So Shibley is correct: We're not going to just massage the message and change this at all. Policy is important. She knows that. And when you are making an appeal to a domestic audience, a constituency, you know that what you say, what your policies are, have an impact, and it's no different when we're talking about global audiences and a global constituency, which today the global constituency is critical to the achievement of American foreign policy goals because no longer do governments anywhere in the world, even authoritarian governments, do anything without basic public consent in their own countries.
TERENCE SMITH: Shibley Telhami, Karen Hughes is very close to the president and very influential, but she is not deeply experienced in matters of international relations, to say much about the Middle East and that area. Is that a problem? Is that an obstacle in terms of the job that she has in front of her and the people she wants to influence?
SHIBLEY TELHAMI: It's a potential obstacle, clearly you have to have clarity about what the problem is that you're facing, and without expertise, you'd have a tough time identifying the problem. The issue is not just countering "bad press" around the rest of the world; that's one of the problems.
So, but I think she's proven to be a capable operative. She's a learner. She's going to have to need a lot of experts around her. Clearly when we did this commission on public diplomacy, we found that very, very few people in the U.S. Government who speak the languages who are capable of communicating.
I think what we must understand is one of the functions of this office, aside from input into policy, is building bridges over time, in the long term. It's not just for short term. What you want to do is you want to build relations with society that are the reservoir of support in times of crisis. You know you're going to go through crisis with any country around the world. You're going to have confrontation, but you need to be able to sustain that, to sustain yourself through that, and to build that across time is really the important mission for any public diplomacy program to be effective.

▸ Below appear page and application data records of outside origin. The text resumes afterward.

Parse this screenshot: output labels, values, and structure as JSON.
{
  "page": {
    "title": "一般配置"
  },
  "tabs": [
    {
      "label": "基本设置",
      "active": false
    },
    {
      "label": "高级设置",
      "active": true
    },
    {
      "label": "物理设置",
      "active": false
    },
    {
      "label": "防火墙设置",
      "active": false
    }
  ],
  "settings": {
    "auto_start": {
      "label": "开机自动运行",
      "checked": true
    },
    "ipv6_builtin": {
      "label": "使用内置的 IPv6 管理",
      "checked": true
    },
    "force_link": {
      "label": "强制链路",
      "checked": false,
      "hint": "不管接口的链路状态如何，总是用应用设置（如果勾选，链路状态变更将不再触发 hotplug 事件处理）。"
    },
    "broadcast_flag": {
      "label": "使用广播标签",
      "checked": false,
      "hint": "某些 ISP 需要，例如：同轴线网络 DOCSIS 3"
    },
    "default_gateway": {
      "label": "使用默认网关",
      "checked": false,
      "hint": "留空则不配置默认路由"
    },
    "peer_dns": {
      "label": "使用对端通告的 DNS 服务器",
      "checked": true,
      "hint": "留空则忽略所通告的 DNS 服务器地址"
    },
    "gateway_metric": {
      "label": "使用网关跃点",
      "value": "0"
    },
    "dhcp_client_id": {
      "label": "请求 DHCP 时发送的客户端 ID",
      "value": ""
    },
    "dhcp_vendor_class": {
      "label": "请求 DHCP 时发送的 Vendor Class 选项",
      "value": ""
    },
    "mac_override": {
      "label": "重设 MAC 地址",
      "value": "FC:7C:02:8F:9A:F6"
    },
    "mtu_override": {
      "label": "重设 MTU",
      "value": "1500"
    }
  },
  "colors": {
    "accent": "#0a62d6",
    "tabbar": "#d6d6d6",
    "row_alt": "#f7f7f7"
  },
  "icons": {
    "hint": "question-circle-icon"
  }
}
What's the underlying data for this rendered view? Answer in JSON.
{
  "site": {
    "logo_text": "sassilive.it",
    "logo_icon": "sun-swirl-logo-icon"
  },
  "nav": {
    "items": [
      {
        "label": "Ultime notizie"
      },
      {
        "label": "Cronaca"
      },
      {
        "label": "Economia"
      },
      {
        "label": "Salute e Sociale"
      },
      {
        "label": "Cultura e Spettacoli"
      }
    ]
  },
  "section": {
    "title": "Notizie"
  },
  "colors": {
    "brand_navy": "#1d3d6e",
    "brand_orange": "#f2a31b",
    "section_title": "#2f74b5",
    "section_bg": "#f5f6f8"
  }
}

TERENCE SMITH: All right. I'm afraid we're out of time. Sen. Lugar, Hal Pachios, and Shibley Telhami, thank you very much.